Home Office can suspend an immigration sponsor licence if they believe that sponsor is breaching sponsorship duties and pose a threat to immigration control. For example when sponsor is assigning certificates of sponsorship (CoS) to migrants who do not qualify to come to the UK.
During the suspension the Home office carries out their further investigations. Sponsor will receive a notice of suspension and will be invited to send their representations and any supporting evidence within 20 working days. On the basis of your response and evidence submitted and the investigations carried out, the Home Office will make their decision to either lift the suspension or revoke the licence.
Consequences of licence suspension
- If sponsor licence is suspended, it is suspended in all the tiers and categories and sponsor’s entry will be removed from the public version of the register of sponsors during the suspension period.
- Throughout the period of suspension, sponsor must continue to comply with all sponsor duties and any requirements set out in the Home Office guidance.
- If sponsor licence is due to expire during the period of suspension, sponsor must still apply to renew it if they want to keep it.
- Sponsor employer will not be able to assign any CoS certificates while their licence is suspended.
- When a migrant makes an application supported by a valid CoS assigned before suspension, Home Office will not decide the visa application until the reason for suspension has been resolved, unless the application falls for refusal on other grounds (including where the job is not a genuine vacancy).
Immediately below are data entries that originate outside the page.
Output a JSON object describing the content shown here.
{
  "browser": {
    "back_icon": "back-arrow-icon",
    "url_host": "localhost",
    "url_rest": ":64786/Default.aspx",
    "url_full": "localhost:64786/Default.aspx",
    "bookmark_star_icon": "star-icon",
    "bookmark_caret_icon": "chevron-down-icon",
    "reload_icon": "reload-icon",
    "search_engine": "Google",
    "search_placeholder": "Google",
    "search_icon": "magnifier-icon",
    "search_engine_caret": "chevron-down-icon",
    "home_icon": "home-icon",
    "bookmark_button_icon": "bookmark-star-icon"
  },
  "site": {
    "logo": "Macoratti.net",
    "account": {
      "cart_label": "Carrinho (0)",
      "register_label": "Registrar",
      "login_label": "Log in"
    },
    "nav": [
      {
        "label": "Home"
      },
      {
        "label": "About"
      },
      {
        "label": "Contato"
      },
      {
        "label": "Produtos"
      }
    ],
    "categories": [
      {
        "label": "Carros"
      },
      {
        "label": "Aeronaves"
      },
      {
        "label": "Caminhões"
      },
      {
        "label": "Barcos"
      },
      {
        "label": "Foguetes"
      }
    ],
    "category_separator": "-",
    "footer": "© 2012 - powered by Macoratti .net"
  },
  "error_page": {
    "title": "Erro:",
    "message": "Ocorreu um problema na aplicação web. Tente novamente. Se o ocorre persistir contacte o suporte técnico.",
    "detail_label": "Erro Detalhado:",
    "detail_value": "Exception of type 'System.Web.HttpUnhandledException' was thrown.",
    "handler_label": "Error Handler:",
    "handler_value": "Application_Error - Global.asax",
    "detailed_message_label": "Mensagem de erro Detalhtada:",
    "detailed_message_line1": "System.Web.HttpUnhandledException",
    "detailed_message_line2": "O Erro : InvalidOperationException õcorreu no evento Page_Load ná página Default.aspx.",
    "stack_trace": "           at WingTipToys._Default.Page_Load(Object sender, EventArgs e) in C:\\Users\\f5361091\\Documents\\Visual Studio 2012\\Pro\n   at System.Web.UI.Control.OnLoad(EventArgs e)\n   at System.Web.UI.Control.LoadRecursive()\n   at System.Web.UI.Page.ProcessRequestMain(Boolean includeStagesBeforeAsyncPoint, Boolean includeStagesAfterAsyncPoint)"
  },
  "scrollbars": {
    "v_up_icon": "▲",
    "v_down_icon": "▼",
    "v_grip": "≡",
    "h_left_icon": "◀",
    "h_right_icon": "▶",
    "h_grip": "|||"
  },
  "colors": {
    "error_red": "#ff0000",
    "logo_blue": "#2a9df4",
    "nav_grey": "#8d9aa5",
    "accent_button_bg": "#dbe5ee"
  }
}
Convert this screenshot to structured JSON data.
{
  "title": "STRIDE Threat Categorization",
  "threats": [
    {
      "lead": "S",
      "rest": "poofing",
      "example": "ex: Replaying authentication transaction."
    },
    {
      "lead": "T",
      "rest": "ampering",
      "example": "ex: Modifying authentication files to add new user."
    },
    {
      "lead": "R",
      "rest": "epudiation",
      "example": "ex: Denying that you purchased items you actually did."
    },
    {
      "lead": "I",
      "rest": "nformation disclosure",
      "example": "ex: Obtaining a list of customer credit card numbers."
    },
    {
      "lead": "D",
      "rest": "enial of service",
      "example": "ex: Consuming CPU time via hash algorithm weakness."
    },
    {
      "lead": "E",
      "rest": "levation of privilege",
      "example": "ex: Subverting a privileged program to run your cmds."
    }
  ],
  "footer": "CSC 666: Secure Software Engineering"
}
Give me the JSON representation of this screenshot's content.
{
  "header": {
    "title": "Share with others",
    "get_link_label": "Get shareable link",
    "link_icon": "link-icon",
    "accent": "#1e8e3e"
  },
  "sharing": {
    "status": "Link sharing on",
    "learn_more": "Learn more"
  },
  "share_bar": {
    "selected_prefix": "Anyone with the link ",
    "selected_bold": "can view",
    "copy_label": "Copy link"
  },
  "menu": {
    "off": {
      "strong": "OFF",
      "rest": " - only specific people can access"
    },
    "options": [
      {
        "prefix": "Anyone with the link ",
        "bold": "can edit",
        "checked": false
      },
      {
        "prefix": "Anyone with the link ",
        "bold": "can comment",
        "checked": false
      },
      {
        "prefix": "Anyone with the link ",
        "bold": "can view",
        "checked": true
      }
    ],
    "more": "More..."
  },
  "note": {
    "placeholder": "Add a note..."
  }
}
- If a migrant has already been granted entry clearance on the basis of a CoS assigned before licence suspension occurred, but they have not yet travelled to the UK, they will be allowed to enter the UK and start working for their sponsor.
- Migrants who are already sponsored at the time of the suspension won’t be affected, unless Home Office decides to revoke the licence.
What happens if sponsor licence is reinstated after being suspended?
- If sponsor licence has been suspended and the Home Office does not later revoke it, the licence will be reinstated either as an A-rating or a B-rating.
- Re-instatement with a B-rating means that sponsor must comply with an action plan, which will set out the steps that sponsor must take to return to an A-rating. For example, this might include making improvements to record-keeping, improving control over staff who assign certificates of sponsorship (CoS), or improving communication between different branches so sponsor knows when a migrant has not turned up for work. Home Office may also reduce, or set to zero, the number of CoS certificates sponsor is allowed to assign.
- B-rated sponsor must improve their performance enough to be upgraded to an A-rating within a specified time limit, not exceeding 3 months. If not improved sufficiently, sponsor licence will be revoked.
- There is also a Home Office fee that sponsor has to pay for the action plan.
Revocation of licence following suspension
If following the suspension, the Home Office decides to revoke sponsor licence, they will write to the sponsor to inform of this. There sponsor will not be allowed to apply for a sponsor licence again until the end of the cooling-off period, which would normally be 12 months from the date the licence is revoked.
There is no right of appeal from the revocation of sponsor licence, but depending on the merits of the case, sponsor may be able to challenge the revocation decision by Judicial Review proceedings on the grounds of illegality, irrationality or unfairness. The Judicial Review process is complex and has a risk of the Home Office litigation costs if the challenge is unsuccessful. It is therefore vital to carefully consider the merits of your case and seek legal advice prior to starting Judicial Review process.
The note reflects legal position on 1st May 2019 and is for general information purposes only and does not aim to be comprehensive or to provide legal advice. We accept no responsibility for loss which may arise from accessing or reliance on information contained in this blog. For formal advice on the current law please do not hesitate to contact Carter Lemon Camerons immigration team. The specialist team at Carter Lemon Camerons Solicitors can assist you with all immigration and business-related matters. Our years of expertise in these areas mean that we can provide tailored solutions for you. For more details, please contact our immigration team at email@example.com or +44 (0)20 7406 1000.